DATA PROVIDED ▸
====

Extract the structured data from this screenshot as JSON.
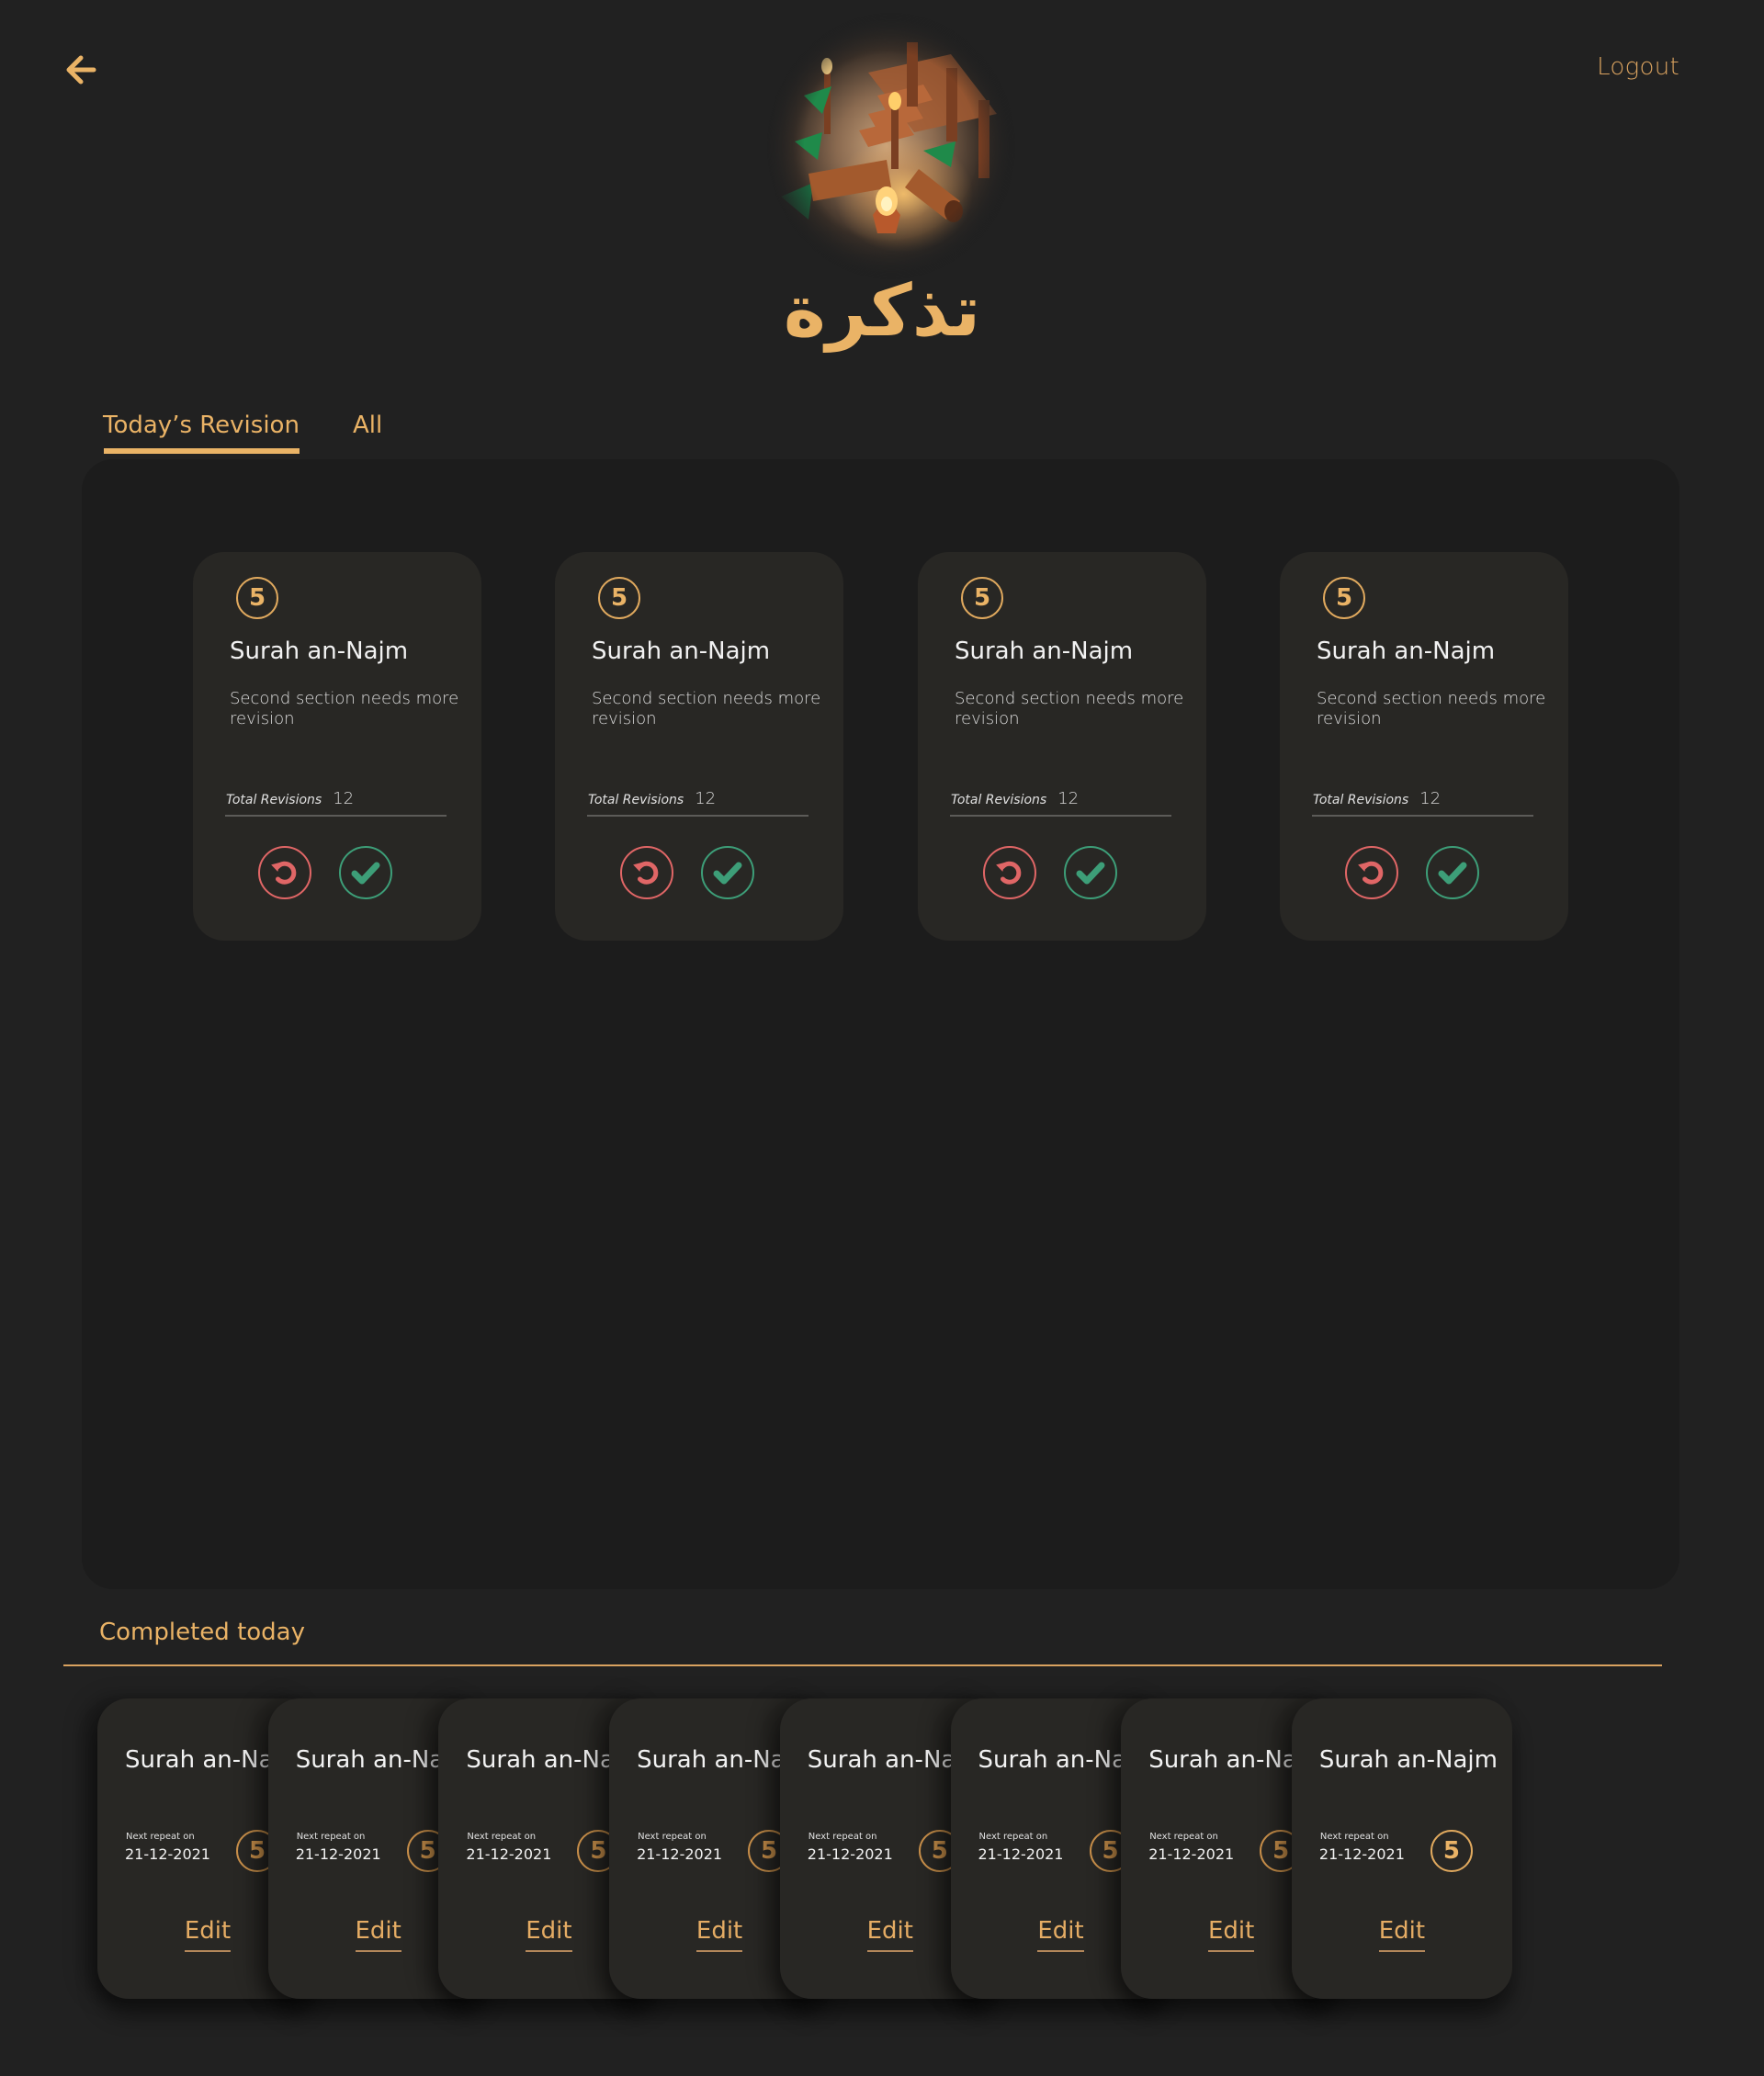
{
  "header": {
    "back_icon": "arrow-left-icon",
    "logout_label": "Logout",
    "logo_alt": "campfire-scene-logo",
    "app_title": "تذكرة"
  },
  "tabs": [
    {
      "label": "Today’s Revision",
      "active": true
    },
    {
      "label": "All",
      "active": false
    }
  ],
  "today_revision": {
    "cards": [
      {
        "badge": "5",
        "title": "Surah an-Najm",
        "note": "Second section needs more revision",
        "total_label": "Total Revisions",
        "total_value": "12",
        "redo_icon": "redo-icon",
        "done_icon": "check-icon"
      },
      {
        "badge": "5",
        "title": "Surah an-Najm",
        "note": "Second section needs more revision",
        "total_label": "Total Revisions",
        "total_value": "12",
        "redo_icon": "redo-icon",
        "done_icon": "check-icon"
      },
      {
        "badge": "5",
        "title": "Surah an-Najm",
        "note": "Second section needs more revision",
        "total_label": "Total Revisions",
        "total_value": "12",
        "redo_icon": "redo-icon",
        "done_icon": "check-icon"
      },
      {
        "badge": "5",
        "title": "Surah an-Najm",
        "note": "Second section needs more revision",
        "total_label": "Total Revisions",
        "total_value": "12",
        "redo_icon": "redo-icon",
        "done_icon": "check-icon"
      }
    ]
  },
  "completed": {
    "title": "Completed today",
    "cards": [
      {
        "title": "Surah an-Najm",
        "next_label": "Next repeat on",
        "next_date": "21-12-2021",
        "badge": "5",
        "edit_label": "Edit"
      },
      {
        "title": "Surah an-Najm",
        "next_label": "Next repeat on",
        "next_date": "21-12-2021",
        "badge": "5",
        "edit_label": "Edit"
      },
      {
        "title": "Surah an-Najm",
        "next_label": "Next repeat on",
        "next_date": "21-12-2021",
        "badge": "5",
        "edit_label": "Edit"
      },
      {
        "title": "Surah an-Najm",
        "next_label": "Next repeat on",
        "next_date": "21-12-2021",
        "badge": "5",
        "edit_label": "Edit"
      },
      {
        "title": "Surah an-Najm",
        "next_label": "Next repeat on",
        "next_date": "21-12-2021",
        "badge": "5",
        "edit_label": "Edit"
      },
      {
        "title": "Surah an-Najm",
        "next_label": "Next repeat on",
        "next_date": "21-12-2021",
        "badge": "5",
        "edit_label": "Edit"
      },
      {
        "title": "Surah an-Najm",
        "next_label": "Next repeat on",
        "next_date": "21-12-2021",
        "badge": "5",
        "edit_label": "Edit"
      },
      {
        "title": "Surah an-Najm",
        "next_label": "Next repeat on",
        "next_date": "21-12-2021",
        "badge": "5",
        "edit_label": "Edit"
      }
    ]
  },
  "colors": {
    "accent": "#eab366",
    "background": "#212121",
    "panel": "#1c1c1c",
    "card": "#282724",
    "redo": "#e06666",
    "done": "#3d9e78"
  }
}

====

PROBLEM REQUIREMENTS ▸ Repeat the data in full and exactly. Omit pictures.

ANSWER SPACE ▸
Extract the structured data from this screenshot as JSON.
{
  "header": {
    "back_icon": "arrow-left-icon",
    "logout_label": "Logout",
    "logo_alt": "campfire-scene-logo",
    "app_title": "تذكرة"
  },
  "tabs": [
    {
      "label": "Today’s Revision",
      "active": true
    },
    {
      "label": "All",
      "active": false
    }
  ],
  "today_revision": {
    "cards": [
      {
        "badge": "5",
        "title": "Surah an-Najm",
        "note": "Second section needs more revision",
        "total_label": "Total Revisions",
        "total_value": "12",
        "redo_icon": "redo-icon",
        "done_icon": "check-icon"
      },
      {
        "badge": "5",
        "title": "Surah an-Najm",
        "note": "Second section needs more revision",
        "total_label": "Total Revisions",
        "total_value": "12",
        "redo_icon": "redo-icon",
        "done_icon": "check-icon"
      },
      {
        "badge": "5",
        "title": "Surah an-Najm",
        "note": "Second section needs more revision",
        "total_label": "Total Revisions",
        "total_value": "12",
        "redo_icon": "redo-icon",
        "done_icon": "check-icon"
      },
      {
        "badge": "5",
        "title": "Surah an-Najm",
        "note": "Second section needs more revision",
        "total_label": "Total Revisions",
        "total_value": "12",
        "redo_icon": "redo-icon",
        "done_icon": "check-icon"
      }
    ]
  },
  "completed": {
    "title": "Completed today",
    "cards": [
      {
        "title": "Surah an-Najm",
        "next_label": "Next repeat on",
        "next_date": "21-12-2021",
        "badge": "5",
        "edit_label": "Edit"
      },
      {
        "title": "Surah an-Najm",
        "next_label": "Next repeat on",
        "next_date": "21-12-2021",
        "badge": "5",
        "edit_label": "Edit"
      },
      {
        "title": "Surah an-Najm",
        "next_label": "Next repeat on",
        "next_date": "21-12-2021",
        "badge": "5",
        "edit_label": "Edit"
      },
      {
        "title": "Surah an-Najm",
        "next_label": "Next repeat on",
        "next_date": "21-12-2021",
        "badge": "5",
        "edit_label": "Edit"
      },
      {
        "title": "Surah an-Najm",
        "next_label": "Next repeat on",
        "next_date": "21-12-2021",
        "badge": "5",
        "edit_label": "Edit"
      },
      {
        "title": "Surah an-Najm",
        "next_label": "Next repeat on",
        "next_date": "21-12-2021",
        "badge": "5",
        "edit_label": "Edit"
      },
      {
        "title": "Surah an-Najm",
        "next_label": "Next repeat on",
        "next_date": "21-12-2021",
        "badge": "5",
        "edit_label": "Edit"
      },
      {
        "title": "Surah an-Najm",
        "next_label": "Next repeat on",
        "next_date": "21-12-2021",
        "badge": "5",
        "edit_label": "Edit"
      }
    ]
  },
  "colors": {
    "accent": "#eab366",
    "background": "#212121",
    "panel": "#1c1c1c",
    "card": "#282724",
    "redo": "#e06666",
    "done": "#3d9e78"
  }
}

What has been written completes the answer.